For the full listing below, write out each entry exactly and exclude the images.

RECORDS TO PROCESS below:

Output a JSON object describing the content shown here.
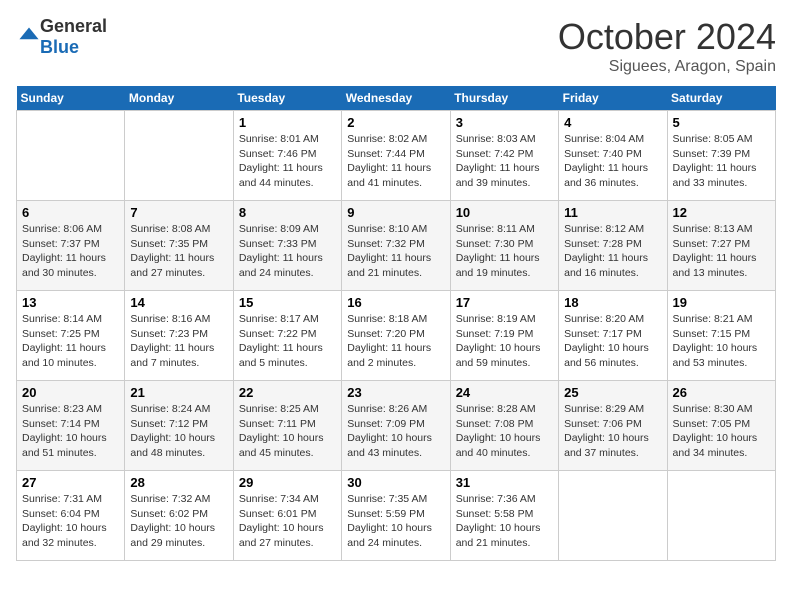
{
  "header": {
    "logo": {
      "general": "General",
      "blue": "Blue"
    },
    "month": "October 2024",
    "location": "Siguees, Aragon, Spain"
  },
  "weekdays": [
    "Sunday",
    "Monday",
    "Tuesday",
    "Wednesday",
    "Thursday",
    "Friday",
    "Saturday"
  ],
  "weeks": [
    [
      {
        "day": "",
        "info": ""
      },
      {
        "day": "",
        "info": ""
      },
      {
        "day": "1",
        "info": "Sunrise: 8:01 AM\nSunset: 7:46 PM\nDaylight: 11 hours and 44 minutes."
      },
      {
        "day": "2",
        "info": "Sunrise: 8:02 AM\nSunset: 7:44 PM\nDaylight: 11 hours and 41 minutes."
      },
      {
        "day": "3",
        "info": "Sunrise: 8:03 AM\nSunset: 7:42 PM\nDaylight: 11 hours and 39 minutes."
      },
      {
        "day": "4",
        "info": "Sunrise: 8:04 AM\nSunset: 7:40 PM\nDaylight: 11 hours and 36 minutes."
      },
      {
        "day": "5",
        "info": "Sunrise: 8:05 AM\nSunset: 7:39 PM\nDaylight: 11 hours and 33 minutes."
      }
    ],
    [
      {
        "day": "6",
        "info": "Sunrise: 8:06 AM\nSunset: 7:37 PM\nDaylight: 11 hours and 30 minutes."
      },
      {
        "day": "7",
        "info": "Sunrise: 8:08 AM\nSunset: 7:35 PM\nDaylight: 11 hours and 27 minutes."
      },
      {
        "day": "8",
        "info": "Sunrise: 8:09 AM\nSunset: 7:33 PM\nDaylight: 11 hours and 24 minutes."
      },
      {
        "day": "9",
        "info": "Sunrise: 8:10 AM\nSunset: 7:32 PM\nDaylight: 11 hours and 21 minutes."
      },
      {
        "day": "10",
        "info": "Sunrise: 8:11 AM\nSunset: 7:30 PM\nDaylight: 11 hours and 19 minutes."
      },
      {
        "day": "11",
        "info": "Sunrise: 8:12 AM\nSunset: 7:28 PM\nDaylight: 11 hours and 16 minutes."
      },
      {
        "day": "12",
        "info": "Sunrise: 8:13 AM\nSunset: 7:27 PM\nDaylight: 11 hours and 13 minutes."
      }
    ],
    [
      {
        "day": "13",
        "info": "Sunrise: 8:14 AM\nSunset: 7:25 PM\nDaylight: 11 hours and 10 minutes."
      },
      {
        "day": "14",
        "info": "Sunrise: 8:16 AM\nSunset: 7:23 PM\nDaylight: 11 hours and 7 minutes."
      },
      {
        "day": "15",
        "info": "Sunrise: 8:17 AM\nSunset: 7:22 PM\nDaylight: 11 hours and 5 minutes."
      },
      {
        "day": "16",
        "info": "Sunrise: 8:18 AM\nSunset: 7:20 PM\nDaylight: 11 hours and 2 minutes."
      },
      {
        "day": "17",
        "info": "Sunrise: 8:19 AM\nSunset: 7:19 PM\nDaylight: 10 hours and 59 minutes."
      },
      {
        "day": "18",
        "info": "Sunrise: 8:20 AM\nSunset: 7:17 PM\nDaylight: 10 hours and 56 minutes."
      },
      {
        "day": "19",
        "info": "Sunrise: 8:21 AM\nSunset: 7:15 PM\nDaylight: 10 hours and 53 minutes."
      }
    ],
    [
      {
        "day": "20",
        "info": "Sunrise: 8:23 AM\nSunset: 7:14 PM\nDaylight: 10 hours and 51 minutes."
      },
      {
        "day": "21",
        "info": "Sunrise: 8:24 AM\nSunset: 7:12 PM\nDaylight: 10 hours and 48 minutes."
      },
      {
        "day": "22",
        "info": "Sunrise: 8:25 AM\nSunset: 7:11 PM\nDaylight: 10 hours and 45 minutes."
      },
      {
        "day": "23",
        "info": "Sunrise: 8:26 AM\nSunset: 7:09 PM\nDaylight: 10 hours and 43 minutes."
      },
      {
        "day": "24",
        "info": "Sunrise: 8:28 AM\nSunset: 7:08 PM\nDaylight: 10 hours and 40 minutes."
      },
      {
        "day": "25",
        "info": "Sunrise: 8:29 AM\nSunset: 7:06 PM\nDaylight: 10 hours and 37 minutes."
      },
      {
        "day": "26",
        "info": "Sunrise: 8:30 AM\nSunset: 7:05 PM\nDaylight: 10 hours and 34 minutes."
      }
    ],
    [
      {
        "day": "27",
        "info": "Sunrise: 7:31 AM\nSunset: 6:04 PM\nDaylight: 10 hours and 32 minutes."
      },
      {
        "day": "28",
        "info": "Sunrise: 7:32 AM\nSunset: 6:02 PM\nDaylight: 10 hours and 29 minutes."
      },
      {
        "day": "29",
        "info": "Sunrise: 7:34 AM\nSunset: 6:01 PM\nDaylight: 10 hours and 27 minutes."
      },
      {
        "day": "30",
        "info": "Sunrise: 7:35 AM\nSunset: 5:59 PM\nDaylight: 10 hours and 24 minutes."
      },
      {
        "day": "31",
        "info": "Sunrise: 7:36 AM\nSunset: 5:58 PM\nDaylight: 10 hours and 21 minutes."
      },
      {
        "day": "",
        "info": ""
      },
      {
        "day": "",
        "info": ""
      }
    ]
  ]
}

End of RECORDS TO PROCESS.

RESULT FOR THIS EXERCISE
Output a JSON object describing the content shown here.
{
  "header": {
    "logo": {
      "general": "General",
      "blue": "Blue"
    },
    "month": "October 2024",
    "location": "Siguees, Aragon, Spain"
  },
  "weekdays": [
    "Sunday",
    "Monday",
    "Tuesday",
    "Wednesday",
    "Thursday",
    "Friday",
    "Saturday"
  ],
  "weeks": [
    [
      {
        "day": "",
        "info": ""
      },
      {
        "day": "",
        "info": ""
      },
      {
        "day": "1",
        "info": "Sunrise: 8:01 AM\nSunset: 7:46 PM\nDaylight: 11 hours and 44 minutes."
      },
      {
        "day": "2",
        "info": "Sunrise: 8:02 AM\nSunset: 7:44 PM\nDaylight: 11 hours and 41 minutes."
      },
      {
        "day": "3",
        "info": "Sunrise: 8:03 AM\nSunset: 7:42 PM\nDaylight: 11 hours and 39 minutes."
      },
      {
        "day": "4",
        "info": "Sunrise: 8:04 AM\nSunset: 7:40 PM\nDaylight: 11 hours and 36 minutes."
      },
      {
        "day": "5",
        "info": "Sunrise: 8:05 AM\nSunset: 7:39 PM\nDaylight: 11 hours and 33 minutes."
      }
    ],
    [
      {
        "day": "6",
        "info": "Sunrise: 8:06 AM\nSunset: 7:37 PM\nDaylight: 11 hours and 30 minutes."
      },
      {
        "day": "7",
        "info": "Sunrise: 8:08 AM\nSunset: 7:35 PM\nDaylight: 11 hours and 27 minutes."
      },
      {
        "day": "8",
        "info": "Sunrise: 8:09 AM\nSunset: 7:33 PM\nDaylight: 11 hours and 24 minutes."
      },
      {
        "day": "9",
        "info": "Sunrise: 8:10 AM\nSunset: 7:32 PM\nDaylight: 11 hours and 21 minutes."
      },
      {
        "day": "10",
        "info": "Sunrise: 8:11 AM\nSunset: 7:30 PM\nDaylight: 11 hours and 19 minutes."
      },
      {
        "day": "11",
        "info": "Sunrise: 8:12 AM\nSunset: 7:28 PM\nDaylight: 11 hours and 16 minutes."
      },
      {
        "day": "12",
        "info": "Sunrise: 8:13 AM\nSunset: 7:27 PM\nDaylight: 11 hours and 13 minutes."
      }
    ],
    [
      {
        "day": "13",
        "info": "Sunrise: 8:14 AM\nSunset: 7:25 PM\nDaylight: 11 hours and 10 minutes."
      },
      {
        "day": "14",
        "info": "Sunrise: 8:16 AM\nSunset: 7:23 PM\nDaylight: 11 hours and 7 minutes."
      },
      {
        "day": "15",
        "info": "Sunrise: 8:17 AM\nSunset: 7:22 PM\nDaylight: 11 hours and 5 minutes."
      },
      {
        "day": "16",
        "info": "Sunrise: 8:18 AM\nSunset: 7:20 PM\nDaylight: 11 hours and 2 minutes."
      },
      {
        "day": "17",
        "info": "Sunrise: 8:19 AM\nSunset: 7:19 PM\nDaylight: 10 hours and 59 minutes."
      },
      {
        "day": "18",
        "info": "Sunrise: 8:20 AM\nSunset: 7:17 PM\nDaylight: 10 hours and 56 minutes."
      },
      {
        "day": "19",
        "info": "Sunrise: 8:21 AM\nSunset: 7:15 PM\nDaylight: 10 hours and 53 minutes."
      }
    ],
    [
      {
        "day": "20",
        "info": "Sunrise: 8:23 AM\nSunset: 7:14 PM\nDaylight: 10 hours and 51 minutes."
      },
      {
        "day": "21",
        "info": "Sunrise: 8:24 AM\nSunset: 7:12 PM\nDaylight: 10 hours and 48 minutes."
      },
      {
        "day": "22",
        "info": "Sunrise: 8:25 AM\nSunset: 7:11 PM\nDaylight: 10 hours and 45 minutes."
      },
      {
        "day": "23",
        "info": "Sunrise: 8:26 AM\nSunset: 7:09 PM\nDaylight: 10 hours and 43 minutes."
      },
      {
        "day": "24",
        "info": "Sunrise: 8:28 AM\nSunset: 7:08 PM\nDaylight: 10 hours and 40 minutes."
      },
      {
        "day": "25",
        "info": "Sunrise: 8:29 AM\nSunset: 7:06 PM\nDaylight: 10 hours and 37 minutes."
      },
      {
        "day": "26",
        "info": "Sunrise: 8:30 AM\nSunset: 7:05 PM\nDaylight: 10 hours and 34 minutes."
      }
    ],
    [
      {
        "day": "27",
        "info": "Sunrise: 7:31 AM\nSunset: 6:04 PM\nDaylight: 10 hours and 32 minutes."
      },
      {
        "day": "28",
        "info": "Sunrise: 7:32 AM\nSunset: 6:02 PM\nDaylight: 10 hours and 29 minutes."
      },
      {
        "day": "29",
        "info": "Sunrise: 7:34 AM\nSunset: 6:01 PM\nDaylight: 10 hours and 27 minutes."
      },
      {
        "day": "30",
        "info": "Sunrise: 7:35 AM\nSunset: 5:59 PM\nDaylight: 10 hours and 24 minutes."
      },
      {
        "day": "31",
        "info": "Sunrise: 7:36 AM\nSunset: 5:58 PM\nDaylight: 10 hours and 21 minutes."
      },
      {
        "day": "",
        "info": ""
      },
      {
        "day": "",
        "info": ""
      }
    ]
  ]
}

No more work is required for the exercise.